:: Data records for software interfaces ::

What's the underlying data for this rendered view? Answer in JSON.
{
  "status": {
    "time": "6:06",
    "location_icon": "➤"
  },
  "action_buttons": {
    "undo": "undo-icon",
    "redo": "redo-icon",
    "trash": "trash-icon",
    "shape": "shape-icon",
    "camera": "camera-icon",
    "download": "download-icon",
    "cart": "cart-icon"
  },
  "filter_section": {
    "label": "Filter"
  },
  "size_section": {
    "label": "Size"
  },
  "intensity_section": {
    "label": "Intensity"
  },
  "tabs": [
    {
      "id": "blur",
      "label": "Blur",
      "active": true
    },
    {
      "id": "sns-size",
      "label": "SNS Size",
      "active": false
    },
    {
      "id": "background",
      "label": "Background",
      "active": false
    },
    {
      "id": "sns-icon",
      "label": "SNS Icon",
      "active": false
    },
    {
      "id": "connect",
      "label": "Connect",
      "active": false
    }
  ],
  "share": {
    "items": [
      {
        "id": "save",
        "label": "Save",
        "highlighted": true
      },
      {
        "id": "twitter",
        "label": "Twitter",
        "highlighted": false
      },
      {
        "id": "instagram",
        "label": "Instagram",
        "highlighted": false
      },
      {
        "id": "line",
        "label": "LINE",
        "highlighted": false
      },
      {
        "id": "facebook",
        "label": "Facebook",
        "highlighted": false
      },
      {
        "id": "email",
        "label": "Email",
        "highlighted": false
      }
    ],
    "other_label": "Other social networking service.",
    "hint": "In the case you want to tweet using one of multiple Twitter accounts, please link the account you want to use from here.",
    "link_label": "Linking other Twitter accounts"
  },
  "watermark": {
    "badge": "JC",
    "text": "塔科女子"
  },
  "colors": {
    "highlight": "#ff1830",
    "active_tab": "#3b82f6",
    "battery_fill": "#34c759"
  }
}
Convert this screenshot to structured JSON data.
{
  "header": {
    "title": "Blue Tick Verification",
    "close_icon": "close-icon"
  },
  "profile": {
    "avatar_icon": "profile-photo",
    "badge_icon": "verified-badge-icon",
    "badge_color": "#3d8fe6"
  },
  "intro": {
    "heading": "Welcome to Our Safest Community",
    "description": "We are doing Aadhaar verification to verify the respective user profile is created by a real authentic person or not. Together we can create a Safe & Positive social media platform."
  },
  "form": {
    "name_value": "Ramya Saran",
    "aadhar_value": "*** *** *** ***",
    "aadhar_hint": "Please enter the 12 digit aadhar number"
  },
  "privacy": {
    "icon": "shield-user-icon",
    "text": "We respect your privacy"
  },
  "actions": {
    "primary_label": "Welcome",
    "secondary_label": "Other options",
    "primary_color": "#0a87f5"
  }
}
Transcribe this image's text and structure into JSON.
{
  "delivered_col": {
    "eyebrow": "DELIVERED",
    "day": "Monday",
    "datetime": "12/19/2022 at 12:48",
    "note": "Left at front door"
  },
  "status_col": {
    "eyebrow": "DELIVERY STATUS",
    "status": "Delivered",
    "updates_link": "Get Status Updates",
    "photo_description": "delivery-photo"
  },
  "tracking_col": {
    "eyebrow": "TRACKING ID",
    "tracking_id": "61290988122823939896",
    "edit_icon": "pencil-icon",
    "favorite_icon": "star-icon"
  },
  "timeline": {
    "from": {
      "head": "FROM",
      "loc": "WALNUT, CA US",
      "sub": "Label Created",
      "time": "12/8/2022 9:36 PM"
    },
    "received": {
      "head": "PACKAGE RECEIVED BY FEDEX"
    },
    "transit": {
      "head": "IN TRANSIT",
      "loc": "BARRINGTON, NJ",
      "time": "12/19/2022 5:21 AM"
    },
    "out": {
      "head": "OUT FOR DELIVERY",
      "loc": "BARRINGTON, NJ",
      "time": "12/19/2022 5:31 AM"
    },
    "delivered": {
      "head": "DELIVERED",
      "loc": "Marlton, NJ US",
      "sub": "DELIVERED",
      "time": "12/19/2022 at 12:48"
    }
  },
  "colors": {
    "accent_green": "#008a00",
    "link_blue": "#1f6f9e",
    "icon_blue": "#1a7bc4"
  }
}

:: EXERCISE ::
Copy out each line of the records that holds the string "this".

:: PROBLEM SOLUTION ::
What's the underlying data for this rendered view? Answer in JSON.
Convert this screenshot to structured JSON data.
Transcribe this image's text and structure into JSON.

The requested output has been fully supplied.